**YOUR TASK:**
The response should hold each line from the entries below where "JSON" is found.

(INPUT DATA Opens)

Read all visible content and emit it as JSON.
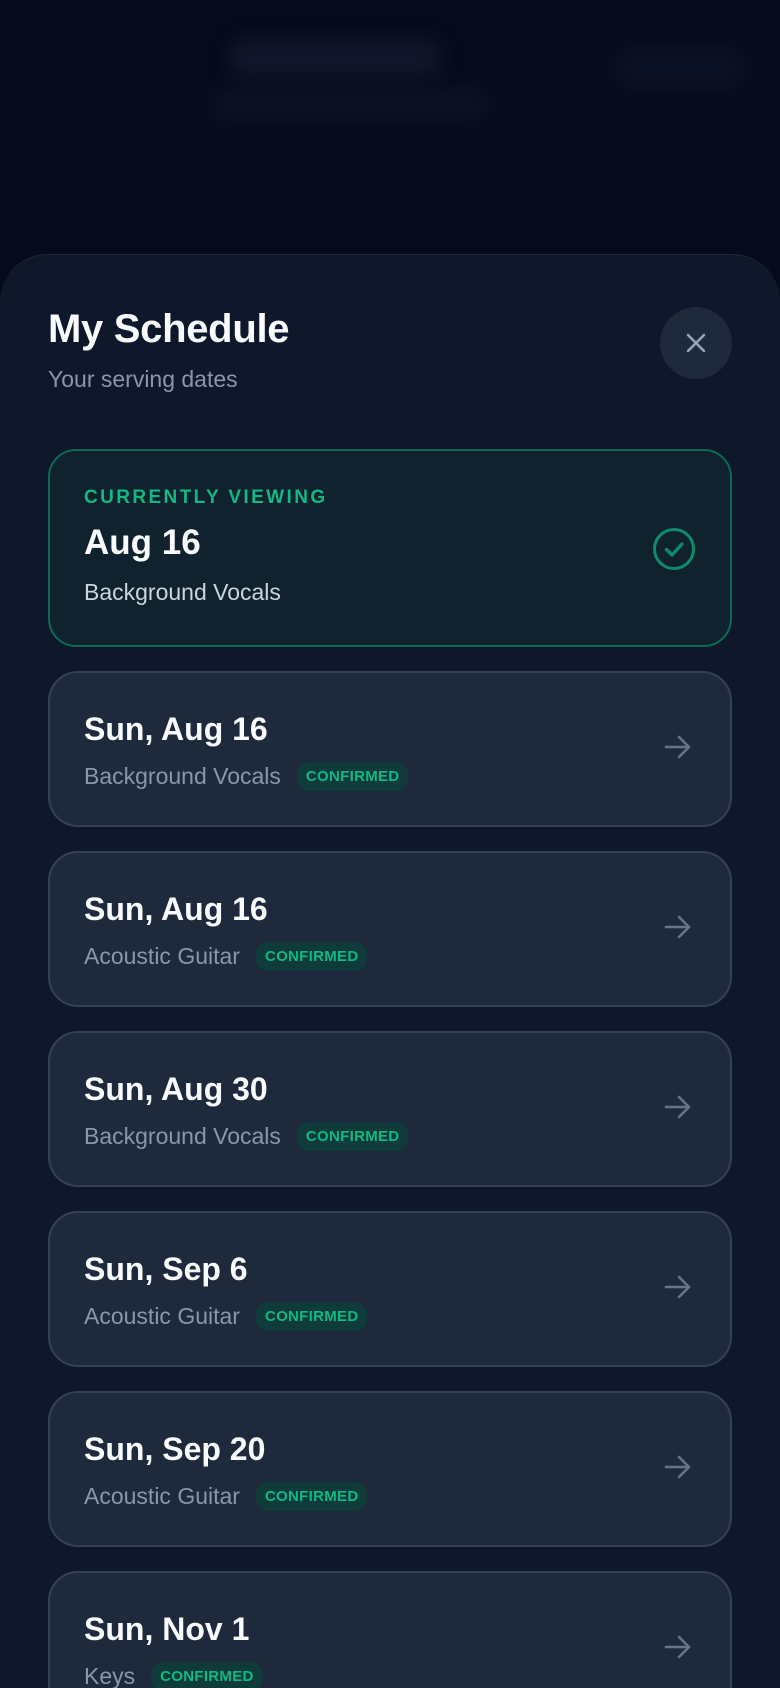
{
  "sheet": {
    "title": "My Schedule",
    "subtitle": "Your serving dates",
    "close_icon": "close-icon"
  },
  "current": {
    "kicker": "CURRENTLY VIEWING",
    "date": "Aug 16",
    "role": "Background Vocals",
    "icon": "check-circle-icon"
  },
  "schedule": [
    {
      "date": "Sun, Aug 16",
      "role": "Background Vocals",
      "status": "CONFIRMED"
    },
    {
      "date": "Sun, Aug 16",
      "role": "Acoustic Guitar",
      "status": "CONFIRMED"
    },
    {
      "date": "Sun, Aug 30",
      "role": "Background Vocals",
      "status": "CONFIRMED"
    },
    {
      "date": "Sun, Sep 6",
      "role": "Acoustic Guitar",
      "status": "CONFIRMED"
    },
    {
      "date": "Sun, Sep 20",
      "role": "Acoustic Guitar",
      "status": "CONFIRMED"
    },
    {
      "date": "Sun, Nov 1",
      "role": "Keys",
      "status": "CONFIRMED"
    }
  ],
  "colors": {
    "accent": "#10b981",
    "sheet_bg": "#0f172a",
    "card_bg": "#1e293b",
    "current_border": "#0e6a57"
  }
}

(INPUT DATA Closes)
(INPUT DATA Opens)

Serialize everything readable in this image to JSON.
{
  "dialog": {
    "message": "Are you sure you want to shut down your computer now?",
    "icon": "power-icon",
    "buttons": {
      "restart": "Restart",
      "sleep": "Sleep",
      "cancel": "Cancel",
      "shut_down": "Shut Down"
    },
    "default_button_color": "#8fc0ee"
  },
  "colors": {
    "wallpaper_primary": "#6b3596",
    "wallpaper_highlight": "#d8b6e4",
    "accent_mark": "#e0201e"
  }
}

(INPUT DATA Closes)
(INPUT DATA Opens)

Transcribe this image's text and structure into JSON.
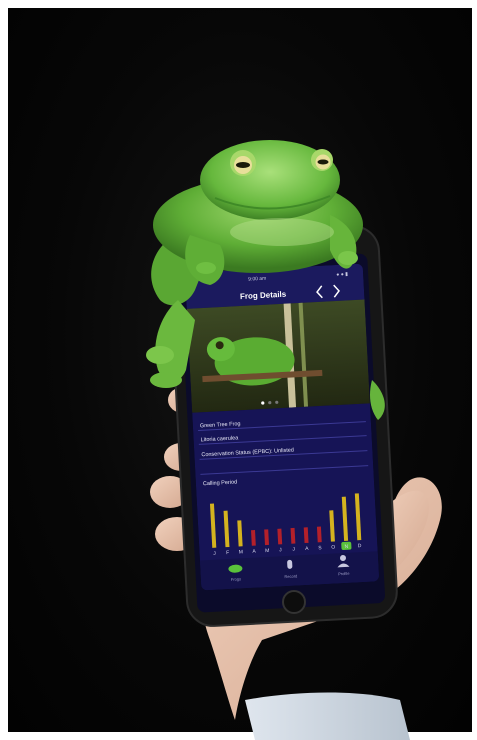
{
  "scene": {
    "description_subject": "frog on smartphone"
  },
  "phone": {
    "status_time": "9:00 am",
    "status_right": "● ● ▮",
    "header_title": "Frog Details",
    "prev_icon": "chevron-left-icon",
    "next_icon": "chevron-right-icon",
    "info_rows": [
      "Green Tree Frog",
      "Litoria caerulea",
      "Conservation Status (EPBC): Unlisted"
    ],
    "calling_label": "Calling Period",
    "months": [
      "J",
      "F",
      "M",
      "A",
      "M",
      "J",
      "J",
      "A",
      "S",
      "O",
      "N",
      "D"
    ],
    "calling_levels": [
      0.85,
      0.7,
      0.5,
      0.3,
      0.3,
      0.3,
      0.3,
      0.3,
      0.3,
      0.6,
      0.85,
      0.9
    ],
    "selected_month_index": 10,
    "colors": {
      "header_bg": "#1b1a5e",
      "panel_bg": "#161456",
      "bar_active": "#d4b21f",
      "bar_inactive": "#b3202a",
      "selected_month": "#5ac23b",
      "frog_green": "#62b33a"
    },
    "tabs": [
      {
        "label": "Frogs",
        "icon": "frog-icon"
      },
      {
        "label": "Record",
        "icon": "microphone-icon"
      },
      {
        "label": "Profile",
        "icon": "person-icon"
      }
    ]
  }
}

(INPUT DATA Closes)

**THE ANSWER:**
Read all visible content and emit it as JSON.
Serialize everything readable in this image to JSON.
Transcribe this image's text and structure into JSON.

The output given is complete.